The main reason Northrop Grumman officials are going this route is to reduce software costs, says Peter Cavill, managing director for Radstone Technology in Towcester, England.
Instead of buying the latest-generation digital signal processor and PowerPC boards, Northrop Grumman designers are asking Radstone to upgrade existing boards to avoid rewriting and requalifying Firefinder software, he says.
"This order underlines our long-term commitment to what we call Whole Program Life COTS, an approach that aims to reduce overall cost of ownership and provide industry-leading safeguards against obsolescence," Cavill continues, The Whole Program Life COTS philosophy calls for Radstone engineers to work with their customers throughout the life of their programs, which may last 10 to 20 years, Cavill says.
Radstone's Product Lifecycle Management organization provides a quarterly audit on the availability of all parts in a particular product so designers can move quickly when the components go obsolete, Cavill explains.
Radstone engineers ensure that successive generations of products are backward compatible with the previous generation, he says. They also look for other ways to get around obsolescence, such as lifetime buys, Cavill explains.
Lifetime buys, however, were impossible on the Firefinder program. In some instances lifetime buys would cost 10 times that of the original product, Cavill says. This combined with the astronomical cost of rewriting software led Northrop Grumman and Radstone officials to their re-engineering plan, he adds.
Army officials also loosened the environmental temperature constraints slightly on Firefinder, enabling Radstone experts to take advantage of COTS technology that might not be as rugged as traditional MIL-STD equipment, Cavill says.
Products to be reengineered include versions of Radstone's VSP-1 (Vector Signal Processor) board, CPU-44 68040-based single-board computer, and PIO-2 parallel I/O board.
The solution will redesign some boards to accommodate today's components, and replace some application-specific integrated circuits, or ASICs, to today's technology, Radstone officials say.
The first group of the new orders for Firefinder, worth about $2 million, will be delivered this year, with further deliveries over the following four years.

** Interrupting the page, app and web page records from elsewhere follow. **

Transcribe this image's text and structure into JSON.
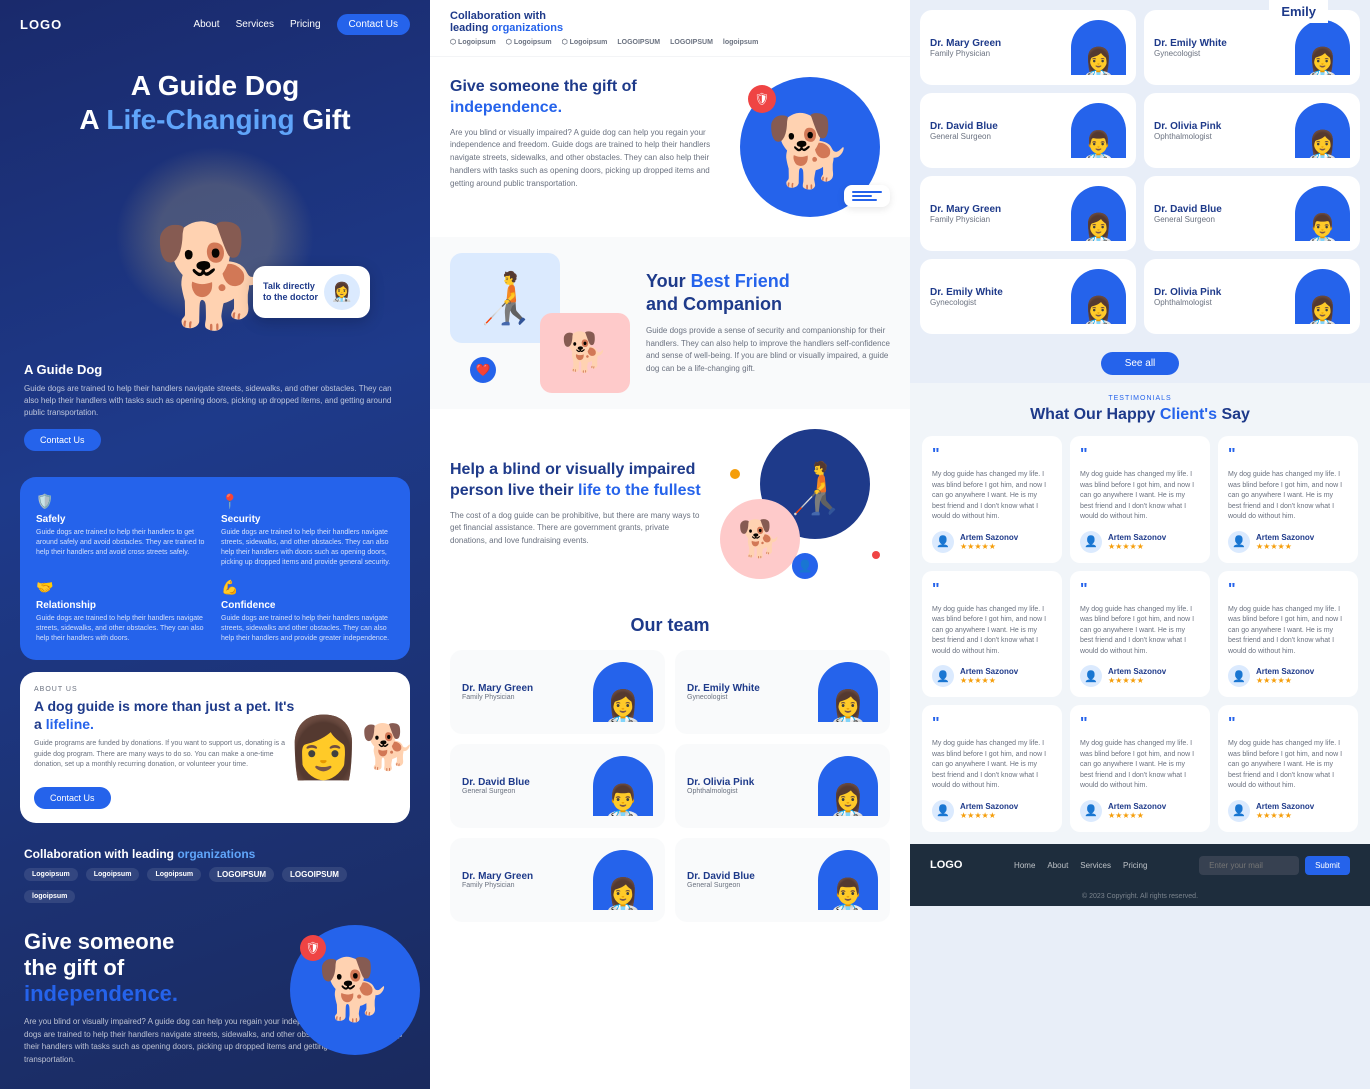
{
  "emily": "Emily",
  "navbar": {
    "logo": "LOGO",
    "links": [
      "About",
      "Services",
      "Pricing"
    ],
    "cta": "Contact Us"
  },
  "hero": {
    "line1": "A Guide Dog",
    "line2_normal": "A ",
    "line2_highlight": "Life-Changing",
    "line2_end": " Gift"
  },
  "guide_dog": {
    "title": "A Guide Dog",
    "desc": "Guide dogs are trained to help their handlers navigate streets, sidewalks, and other obstacles. They can also help their handlers with tasks such as opening doors, picking up dropped items, and getting around public transportation.",
    "cta": "Contact Us"
  },
  "features": [
    {
      "icon": "🛡️",
      "title": "Safely",
      "desc": "Guide dogs are trained to help their handlers to get around safely and avoid obstacles. They are trained to help their handlers and avoid cross streets safely."
    },
    {
      "icon": "📍",
      "title": "Security",
      "desc": "Guide dogs are trained to help their handlers navigate streets, sidewalks, and other obstacles. They can also help their handlers with doors such as opening doors, picking up dropped items and provide general security."
    },
    {
      "icon": "🤝",
      "title": "Relationship",
      "desc": "Guide dogs are trained to help their handlers navigate streets, sidewalks, and other obstacles. They can also help their handlers with doors."
    },
    {
      "icon": "💪",
      "title": "Confidence",
      "desc": "Guide dogs are trained to help their handlers navigate streets, sidewalks and other obstacles. They can also help their handlers and provide greater independence."
    }
  ],
  "lifeline": {
    "tag": "ABOUT US",
    "title_normal": "A dog guide is more than just a pet. It's a ",
    "title_highlight": "lifeline.",
    "desc": "Guide programs are funded by donations. If you want to support us, donating is a guide dog program. There are many ways to do so. You can make a one-time donation, set up a monthly recurring donation, or volunteer your time.",
    "cta": "Contact Us"
  },
  "collab_left": {
    "title_normal": "Collaboration with leading ",
    "title_highlight": "organizations",
    "logos": [
      "Logoipsum",
      "Logoipsum",
      "Logoipsum",
      "LOGOIPSUM",
      "LOGOIPSUM",
      "logoipsum"
    ]
  },
  "gift": {
    "title_normal": "Give someone\nthe gift of\n",
    "title_highlight": "independence.",
    "desc": "Are you blind or visually impaired? A guide dog can help you regain your independence and freedom. Guide dogs are trained to help their handlers navigate streets, sidewalks, and other obstacles. They can also help their handlers with tasks such as opening doors, picking up dropped items and getting around public transportation."
  },
  "independence": {
    "title_normal": "Give someone the gift of ",
    "title_highlight": "independence.",
    "desc": "Are you blind or visually impaired? A guide dog can help you regain your independence and freedom. Guide dogs are trained to help their handlers navigate streets, sidewalks, and other obstacles. They can also help their handlers with tasks such as opening doors, picking up dropped items and getting around public transportation."
  },
  "best_friend": {
    "title_normal": "Your ",
    "title_highlight": "Best Friend",
    "title_end": "\nand Companion",
    "desc": "Guide dogs provide a sense of security and companionship for their handlers. They can also help to improve the handlers self-confidence and sense of well-being. If you are blind or visually impaired, a guide dog can be a life-changing gift."
  },
  "blind": {
    "title_normal": "Help a blind or visually impaired person live their ",
    "title_highlight": "life to the fullest",
    "desc": "The cost of a dog guide can be prohibitive, but there are many ways to get financial assistance. There are government grants, private donations, and love fundraising events."
  },
  "team": {
    "title": "Our team",
    "members": [
      {
        "name": "Dr. Mary Green",
        "specialty": "Family Physician",
        "emoji": "👩‍⚕️"
      },
      {
        "name": "Dr. Emily White",
        "specialty": "Gynecologist",
        "emoji": "👩‍⚕️"
      },
      {
        "name": "Dr. David Blue",
        "specialty": "General Surgeon",
        "emoji": "👨‍⚕️"
      },
      {
        "name": "Dr. Olivia Pink",
        "specialty": "Ophthalmologist",
        "emoji": "👩‍⚕️"
      },
      {
        "name": "Dr. Mary Green",
        "specialty": "Family Physician",
        "emoji": "👩‍⚕️"
      },
      {
        "name": "Dr. David Blue",
        "specialty": "General Surgeon",
        "emoji": "👨‍⚕️"
      }
    ]
  },
  "right_doctors": [
    {
      "name": "Dr. Mary Green",
      "specialty": "Family Physician",
      "emoji": "👩‍⚕️"
    },
    {
      "name": "Dr. Emily White",
      "specialty": "Gynecologist",
      "emoji": "👩‍⚕️"
    },
    {
      "name": "Dr. David Blue",
      "specialty": "General Surgeon",
      "emoji": "👨‍⚕️"
    },
    {
      "name": "Dr. Olivia Pink",
      "specialty": "Ophthalmologist",
      "emoji": "👩‍⚕️"
    },
    {
      "name": "Dr. Mary Green",
      "specialty": "Family Physician",
      "emoji": "👩‍⚕️"
    },
    {
      "name": "Dr. David Blue",
      "specialty": "General Surgeon",
      "emoji": "👨‍⚕️"
    },
    {
      "name": "Dr. Emily White",
      "specialty": "Gynecologist",
      "emoji": "👩‍⚕️"
    },
    {
      "name": "Dr. Olivia Pink",
      "specialty": "Ophthalmologist",
      "emoji": "👩‍⚕️"
    }
  ],
  "see_all": "See all",
  "testimonials": {
    "tag": "TESTIMONIALS",
    "title_normal": "What Our Happy ",
    "title_highlight": "Client's",
    "title_end": " Say",
    "items": [
      {
        "text": "My dog guide has changed my life. I was blind before I got him, and now I can go anywhere I want. He is my best friend and I don't know what I would do without him.",
        "author": "Artem Sazonov",
        "stars": "★★★★★"
      },
      {
        "text": "My dog guide has changed my life. I was blind before I got him, and now I can go anywhere I want. He is my best friend and I don't know what I would do without him.",
        "author": "Artem Sazonov",
        "stars": "★★★★★"
      },
      {
        "text": "My dog guide has changed my life. I was blind before I got him, and now I can go anywhere I want. He is my best friend and I don't know what I would do without him.",
        "author": "Artem Sazonov",
        "stars": "★★★★★"
      },
      {
        "text": "My dog guide has changed my life. I was blind before I got him, and now I can go anywhere I want. He is my best friend and I don't know what I would do without him.",
        "author": "Artem Sazonov",
        "stars": "★★★★★"
      },
      {
        "text": "My dog guide has changed my life. I was blind before I got him, and now I can go anywhere I want. He is my best friend and I don't know what I would do without him.",
        "author": "Artem Sazonov",
        "stars": "★★★★★"
      },
      {
        "text": "My dog guide has changed my life. I was blind before I got him, and now I can go anywhere I want. He is my best friend and I don't know what I would do without him.",
        "author": "Artem Sazonov",
        "stars": "★★★★★"
      },
      {
        "text": "My dog guide has changed my life. I was blind before I got him, and now I can go anywhere I want. He is my best friend and I don't know what I would do without him.",
        "author": "Artem Sazonov",
        "stars": "★★★★★"
      },
      {
        "text": "My dog guide has changed my life. I was blind before I got him, and now I can go anywhere I want. He is my best friend and I don't know what I would do without him.",
        "author": "Artem Sazonov",
        "stars": "★★★★★"
      },
      {
        "text": "My dog guide has changed my life. I was blind before I got him, and now I can go anywhere I want. He is my best friend and I don't know what I would do without him.",
        "author": "Artem Sazonov",
        "stars": "★★★★★"
      }
    ]
  },
  "footer": {
    "logo": "LOGO",
    "links": [
      "Home",
      "About",
      "Services",
      "Pricing"
    ],
    "newsletter_placeholder": "Enter your mail",
    "submit": "Submit",
    "copyright": "© 2023 Copyright. All rights reserved."
  },
  "doctor_bubble": {
    "text": "Talk directly\nto the doctor",
    "emoji": "👩‍⚕️"
  },
  "collab_mid": {
    "title_normal": "Collaboration with\nleading ",
    "title_highlight": "organizations",
    "logos": [
      "Logoipsum",
      "Logoipsum",
      "Logoipsum",
      "LOGOIPSUM",
      "LOGOIPSUM",
      "logoipsum"
    ]
  }
}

The first generation of Firefinder was originally developed in the early 1970s. Radstone Technology joined the program in 1992 when its engineers were commissioned to upgrade the processing core of the computer system, with the first production orders placed in 1996.
For more information on Radstone's products contact David Ashton, by phone at 011-44-1327-359444, by fax at 011-44-1327-359662, or on the World Wide Web at http://www.radstone.com.